Task to carry out:
Each line of the records that holds "Games" should be shown in full.
═══ Records shown ═══
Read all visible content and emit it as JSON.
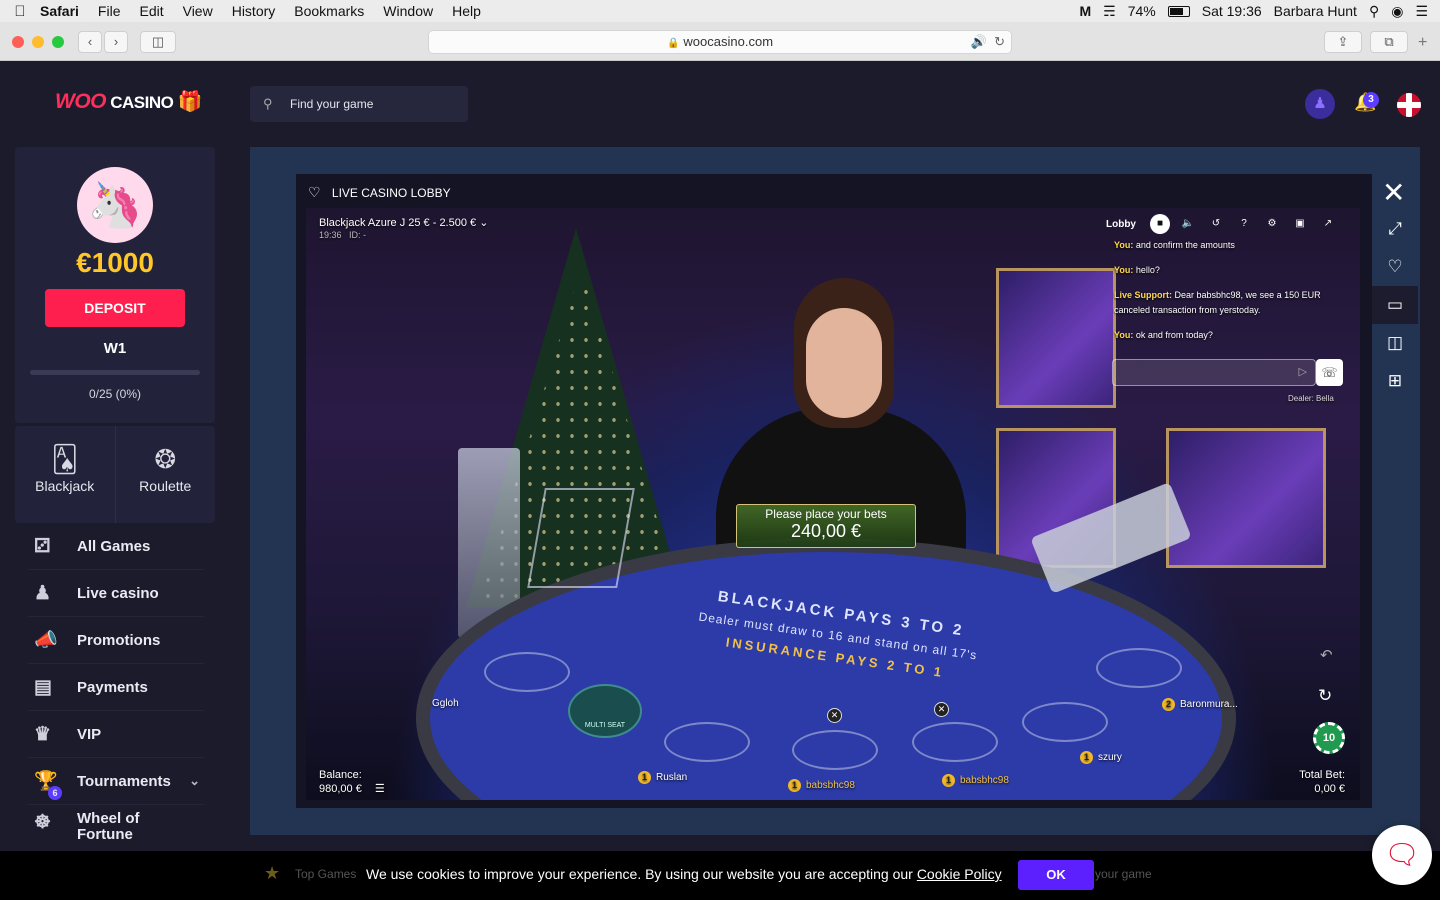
{
  "menubar": {
    "app": "Safari",
    "items": [
      "File",
      "Edit",
      "View",
      "History",
      "Bookmarks",
      "Window",
      "Help"
    ],
    "battery": "74%",
    "clock": "Sat 19:36",
    "user": "Barbara Hunt"
  },
  "browser": {
    "url": "woocasino.com"
  },
  "sidebar": {
    "logo_primary": "WOO",
    "logo_secondary": "CASINO",
    "balance": "€1000",
    "deposit_label": "DEPOSIT",
    "level": "W1",
    "progress_text": "0/25 (0%)",
    "progress_fraction": 0,
    "quick": [
      {
        "label": "Blackjack",
        "icon": "cards-icon"
      },
      {
        "label": "Roulette",
        "icon": "roulette-icon"
      }
    ],
    "nav": [
      {
        "label": "All Games",
        "icon": "dice-icon"
      },
      {
        "label": "Live casino",
        "icon": "person-icon"
      },
      {
        "label": "Promotions",
        "icon": "megaphone-icon"
      },
      {
        "label": "Payments",
        "icon": "wallet-icon"
      },
      {
        "label": "VIP",
        "icon": "crown-icon"
      },
      {
        "label": "Tournaments",
        "icon": "trophy-icon",
        "badge": "6"
      },
      {
        "label": "Wheel of Fortune",
        "icon": "wheel-icon"
      }
    ]
  },
  "topbar": {
    "search_placeholder": "Find your game",
    "notifications": "3"
  },
  "game": {
    "frame_title": "LIVE CASINO LOBBY",
    "table_title": "Blackjack Azure J 25 € - 2.500 €",
    "table_time": "19:36",
    "table_id": "ID: -",
    "lobby_label": "Lobby",
    "chat": [
      {
        "who": "You:",
        "text": "and confirm the amounts"
      },
      {
        "who": "You:",
        "text": "hello?"
      },
      {
        "who": "Live Support:",
        "text": "Dear babsbhc98, we see a 150 EUR canceled transaction from yerstoday."
      },
      {
        "who": "You:",
        "text": "ok and from today?"
      }
    ],
    "dealer": "Dealer: Bella",
    "bet_prompt": "Please place your bets",
    "bet_amount": "240,00 €",
    "table_line1": "BLACKJACK PAYS 3 TO 2",
    "table_line2": "Dealer must draw to 16 and stand on all 17's",
    "table_line3": "INSURANCE PAYS 2 TO 1",
    "multi_seat": "MULTI SEAT",
    "players": [
      {
        "name": "Ggloh"
      },
      {
        "name": "Ruslan",
        "num": "1"
      },
      {
        "name": "babsbhc98",
        "num": "1"
      },
      {
        "name": "babsbhc98",
        "num": "1"
      },
      {
        "name": "szury",
        "num": "1"
      },
      {
        "name": "Baronmura...",
        "num": "2"
      }
    ],
    "chip": "10",
    "balance_label": "Balance:",
    "balance_value": "980,00 €",
    "total_bet_label": "Total Bet:",
    "total_bet_value": "0,00 €"
  },
  "cookie": {
    "message": "We use cookies to improve your experience. By using our website you are accepting our",
    "policy_link": "Cookie Policy",
    "ok": "OK",
    "behind_left": "Top Games",
    "behind_right": "your game"
  }
}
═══
Your response:
        "label": "All Games",
    "behind_left": "Top Games",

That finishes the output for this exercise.